Restate each entry shown beneath this instruction, keeping its wording intact.

(Component data from apps and pages)
--------
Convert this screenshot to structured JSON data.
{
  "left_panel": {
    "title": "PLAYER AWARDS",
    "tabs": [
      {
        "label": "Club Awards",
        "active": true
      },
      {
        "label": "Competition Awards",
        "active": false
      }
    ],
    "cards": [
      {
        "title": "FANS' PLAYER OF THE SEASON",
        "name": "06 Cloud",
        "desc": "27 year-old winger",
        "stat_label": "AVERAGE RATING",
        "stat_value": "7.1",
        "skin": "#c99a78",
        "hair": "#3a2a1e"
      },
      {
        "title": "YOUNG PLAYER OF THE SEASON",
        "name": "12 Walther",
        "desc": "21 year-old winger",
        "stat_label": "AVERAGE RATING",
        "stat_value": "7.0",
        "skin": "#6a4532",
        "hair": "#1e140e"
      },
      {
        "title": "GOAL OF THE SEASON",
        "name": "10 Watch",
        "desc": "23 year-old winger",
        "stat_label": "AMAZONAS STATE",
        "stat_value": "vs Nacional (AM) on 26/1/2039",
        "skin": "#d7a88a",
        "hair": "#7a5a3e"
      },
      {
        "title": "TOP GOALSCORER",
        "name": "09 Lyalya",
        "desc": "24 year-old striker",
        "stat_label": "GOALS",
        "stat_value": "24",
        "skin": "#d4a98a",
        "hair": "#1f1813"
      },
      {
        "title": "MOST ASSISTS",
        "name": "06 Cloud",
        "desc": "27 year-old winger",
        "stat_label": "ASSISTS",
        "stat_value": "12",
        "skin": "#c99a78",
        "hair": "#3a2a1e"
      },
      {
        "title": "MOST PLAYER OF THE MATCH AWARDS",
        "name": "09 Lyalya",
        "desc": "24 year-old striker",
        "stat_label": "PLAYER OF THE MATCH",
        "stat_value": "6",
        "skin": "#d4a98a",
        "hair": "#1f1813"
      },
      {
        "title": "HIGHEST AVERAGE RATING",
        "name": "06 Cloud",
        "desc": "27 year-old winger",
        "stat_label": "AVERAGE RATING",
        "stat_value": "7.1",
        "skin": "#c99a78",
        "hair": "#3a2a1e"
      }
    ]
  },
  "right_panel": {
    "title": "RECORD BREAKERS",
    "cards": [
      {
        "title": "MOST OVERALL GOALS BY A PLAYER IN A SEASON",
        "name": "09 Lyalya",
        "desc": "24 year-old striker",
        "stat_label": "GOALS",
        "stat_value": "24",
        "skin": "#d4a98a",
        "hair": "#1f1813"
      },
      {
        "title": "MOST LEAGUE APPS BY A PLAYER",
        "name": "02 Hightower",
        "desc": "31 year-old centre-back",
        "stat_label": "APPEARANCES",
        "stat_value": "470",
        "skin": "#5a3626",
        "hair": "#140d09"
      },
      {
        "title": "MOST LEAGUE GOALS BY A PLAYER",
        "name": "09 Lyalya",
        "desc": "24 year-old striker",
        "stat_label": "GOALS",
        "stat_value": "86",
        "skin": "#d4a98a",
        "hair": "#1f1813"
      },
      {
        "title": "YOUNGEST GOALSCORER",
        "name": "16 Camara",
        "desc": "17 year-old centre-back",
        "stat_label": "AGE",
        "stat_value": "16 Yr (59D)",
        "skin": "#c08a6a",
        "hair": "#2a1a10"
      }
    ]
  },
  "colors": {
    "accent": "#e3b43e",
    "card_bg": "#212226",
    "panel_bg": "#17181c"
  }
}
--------
COMPLETED EXERCISE
Convert this screenshot to structured JSON data.
{
  "left_panel": {
    "title": "PLAYER AWARDS",
    "tabs": [
      {
        "label": "Club Awards",
        "active": true
      },
      {
        "label": "Competition Awards",
        "active": false
      }
    ],
    "cards": [
      {
        "title": "FANS' PLAYER OF THE SEASON",
        "name": "06 Cloud",
        "desc": "27 year-old winger",
        "stat_label": "AVERAGE RATING",
        "stat_value": "7.1",
        "skin": "#c99a78",
        "hair": "#3a2a1e"
      },
      {
        "title": "YOUNG PLAYER OF THE SEASON",
        "name": "12 Walther",
        "desc": "21 year-old winger",
        "stat_label": "AVERAGE RATING",
        "stat_value": "7.0",
        "skin": "#6a4532",
        "hair": "#1e140e"
      },
      {
        "title": "GOAL OF THE SEASON",
        "name": "10 Watch",
        "desc": "23 year-old winger",
        "stat_label": "AMAZONAS STATE",
        "stat_value": "vs Nacional (AM) on 26/1/2039",
        "skin": "#d7a88a",
        "hair": "#7a5a3e"
      },
      {
        "title": "TOP GOALSCORER",
        "name": "09 Lyalya",
        "desc": "24 year-old striker",
        "stat_label": "GOALS",
        "stat_value": "24",
        "skin": "#d4a98a",
        "hair": "#1f1813"
      },
      {
        "title": "MOST ASSISTS",
        "name": "06 Cloud",
        "desc": "27 year-old winger",
        "stat_label": "ASSISTS",
        "stat_value": "12",
        "skin": "#c99a78",
        "hair": "#3a2a1e"
      },
      {
        "title": "MOST PLAYER OF THE MATCH AWARDS",
        "name": "09 Lyalya",
        "desc": "24 year-old striker",
        "stat_label": "PLAYER OF THE MATCH",
        "stat_value": "6",
        "skin": "#d4a98a",
        "hair": "#1f1813"
      },
      {
        "title": "HIGHEST AVERAGE RATING",
        "name": "06 Cloud",
        "desc": "27 year-old winger",
        "stat_label": "AVERAGE RATING",
        "stat_value": "7.1",
        "skin": "#c99a78",
        "hair": "#3a2a1e"
      }
    ]
  },
  "right_panel": {
    "title": "RECORD BREAKERS",
    "cards": [
      {
        "title": "MOST OVERALL GOALS BY A PLAYER IN A SEASON",
        "name": "09 Lyalya",
        "desc": "24 year-old striker",
        "stat_label": "GOALS",
        "stat_value": "24",
        "skin": "#d4a98a",
        "hair": "#1f1813"
      },
      {
        "title": "MOST LEAGUE APPS BY A PLAYER",
        "name": "02 Hightower",
        "desc": "31 year-old centre-back",
        "stat_label": "APPEARANCES",
        "stat_value": "470",
        "skin": "#5a3626",
        "hair": "#140d09"
      },
      {
        "title": "MOST LEAGUE GOALS BY A PLAYER",
        "name": "09 Lyalya",
        "desc": "24 year-old striker",
        "stat_label": "GOALS",
        "stat_value": "86",
        "skin": "#d4a98a",
        "hair": "#1f1813"
      },
      {
        "title": "YOUNGEST GOALSCORER",
        "name": "16 Camara",
        "desc": "17 year-old centre-back",
        "stat_label": "AGE",
        "stat_value": "16 Yr (59D)",
        "skin": "#c08a6a",
        "hair": "#2a1a10"
      }
    ]
  },
  "colors": {
    "accent": "#e3b43e",
    "card_bg": "#212226",
    "panel_bg": "#17181c"
  }
}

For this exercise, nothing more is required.